In a broad sense, the 401(k) is an investment vehicle for the masses. 401(k) plans offer millions of employees nationwide the ability to contribute directly from their paycheck into tax-advantaged investment accounts, and employers have the option to match a percentage of employee contributions (and many do). Properly utilized, the 401(k) vehicle is a stellar way to invest for retirement; however, as with any tax-advantaged structure, rules and regulations must exist to prevent abuse. Most 401(k) plans are subject to various compliance tests performed by plan sponsors to ensure that 401(k) plans are not operating for the primary benefit of highly compensated employees (HCEs). To avoid the stress of compliance testing and potential noncompliance, some plans choose to operate as safe harbor 401(k) plans. Safe harbor 401(k) plans are mostly similar to traditional 401(k) plans. A few of the primary caveats are listed below:
- First, employer contributions instantly vest. HCEs (think executives, senior officials, managers, owners, etc.) often serve long enough to vest in their employer matching contributions. Thus, in a plan not subject to compliance testing and therefore potentially “top heavy,” the IRS requires all ER contributions to be fully-vested, regardless of service time.
- Second, employers must match employee contributions up to 3% of an employee’s salary as well as 50% of an additional 2% of an employee’s salary. Moreover, an employee contributing 5% of their salary in a safe harbor plan would receive a 4% match (3% as well as half of the next 2%). This form of matching is referred to as the basic match. Alternatively, employers can use the enhanced match. The enhanced match can take many forms; however, it must pay a greater aggregate amount than the basic match, and the ratio of enhanced match contributions must not increase in proportion to employee contributions as employee contributions increase. Effectively, an enhanced match must amount to more than the Basic Match and must not increasingly award those who contribute more.
- Third, the ratio of HCE matching contributions in proportion to their elective contributions may not exceed that of NHCEs, assuming they both elect to contribute the same percentage of compensation.
While safe harbor 401(k) plans differ from traditional 401(k) plans in additional ways, the items above paint the broad strokes. While these plans are exempt from compliance testing, various safeguards must exist to ensure that NHCEs have access to the benefits of the plan. For small 401(k) plans, the safe harbor setup can make great sense. After all, in a small plan, it is relatively easy to reach imbalance in the plan when a few HCEs constitute a large portion of contributions.

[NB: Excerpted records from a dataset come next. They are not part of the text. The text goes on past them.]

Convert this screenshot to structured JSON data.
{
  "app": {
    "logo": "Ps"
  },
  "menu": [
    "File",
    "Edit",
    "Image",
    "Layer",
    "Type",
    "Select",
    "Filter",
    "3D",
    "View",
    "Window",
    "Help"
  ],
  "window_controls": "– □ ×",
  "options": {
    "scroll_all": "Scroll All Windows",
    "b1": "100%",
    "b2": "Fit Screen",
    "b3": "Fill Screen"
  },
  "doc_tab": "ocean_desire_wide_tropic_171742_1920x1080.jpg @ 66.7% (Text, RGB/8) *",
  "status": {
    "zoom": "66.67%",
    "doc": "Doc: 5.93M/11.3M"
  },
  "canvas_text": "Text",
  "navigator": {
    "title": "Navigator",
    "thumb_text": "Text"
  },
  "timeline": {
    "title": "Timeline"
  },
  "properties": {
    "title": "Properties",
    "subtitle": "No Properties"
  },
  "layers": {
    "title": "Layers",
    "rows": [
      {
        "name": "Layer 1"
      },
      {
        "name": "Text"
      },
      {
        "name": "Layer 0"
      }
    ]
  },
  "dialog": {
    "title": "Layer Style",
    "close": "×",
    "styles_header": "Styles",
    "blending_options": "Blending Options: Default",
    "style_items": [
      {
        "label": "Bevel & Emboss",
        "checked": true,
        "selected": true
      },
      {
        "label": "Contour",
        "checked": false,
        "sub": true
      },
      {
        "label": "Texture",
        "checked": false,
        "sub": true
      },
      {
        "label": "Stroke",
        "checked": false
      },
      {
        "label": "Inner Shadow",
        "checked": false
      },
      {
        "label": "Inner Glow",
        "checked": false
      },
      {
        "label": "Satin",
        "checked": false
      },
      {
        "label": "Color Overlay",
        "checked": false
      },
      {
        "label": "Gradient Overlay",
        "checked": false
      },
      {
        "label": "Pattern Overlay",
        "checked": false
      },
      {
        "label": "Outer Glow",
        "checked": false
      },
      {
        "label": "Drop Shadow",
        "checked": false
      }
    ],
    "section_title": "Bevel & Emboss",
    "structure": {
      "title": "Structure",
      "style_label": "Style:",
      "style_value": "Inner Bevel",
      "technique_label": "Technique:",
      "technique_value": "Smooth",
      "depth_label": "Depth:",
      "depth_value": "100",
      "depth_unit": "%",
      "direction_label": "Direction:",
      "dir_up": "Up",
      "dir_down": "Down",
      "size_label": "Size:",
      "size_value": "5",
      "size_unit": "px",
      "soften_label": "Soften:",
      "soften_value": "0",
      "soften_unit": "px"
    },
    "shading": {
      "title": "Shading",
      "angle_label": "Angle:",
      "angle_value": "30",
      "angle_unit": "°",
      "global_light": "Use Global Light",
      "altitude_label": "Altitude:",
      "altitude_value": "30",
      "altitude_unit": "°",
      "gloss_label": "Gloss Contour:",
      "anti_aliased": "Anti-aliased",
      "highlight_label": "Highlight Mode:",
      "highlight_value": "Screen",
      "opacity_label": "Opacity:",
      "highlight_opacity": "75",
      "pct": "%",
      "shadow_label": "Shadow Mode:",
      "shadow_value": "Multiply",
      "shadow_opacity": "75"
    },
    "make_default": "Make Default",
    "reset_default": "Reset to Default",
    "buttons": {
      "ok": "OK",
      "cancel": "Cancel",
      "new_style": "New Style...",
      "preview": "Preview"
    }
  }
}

For more on safe harbor plans, see the following items:
- Internal Revenue Code Relating to “Top-Heavy” 401(k) Plans: IRC §416
- Safe Harbor Rules: Treasure Reg § 1.401(k)-3
- IRS: 401(k) Plan Overview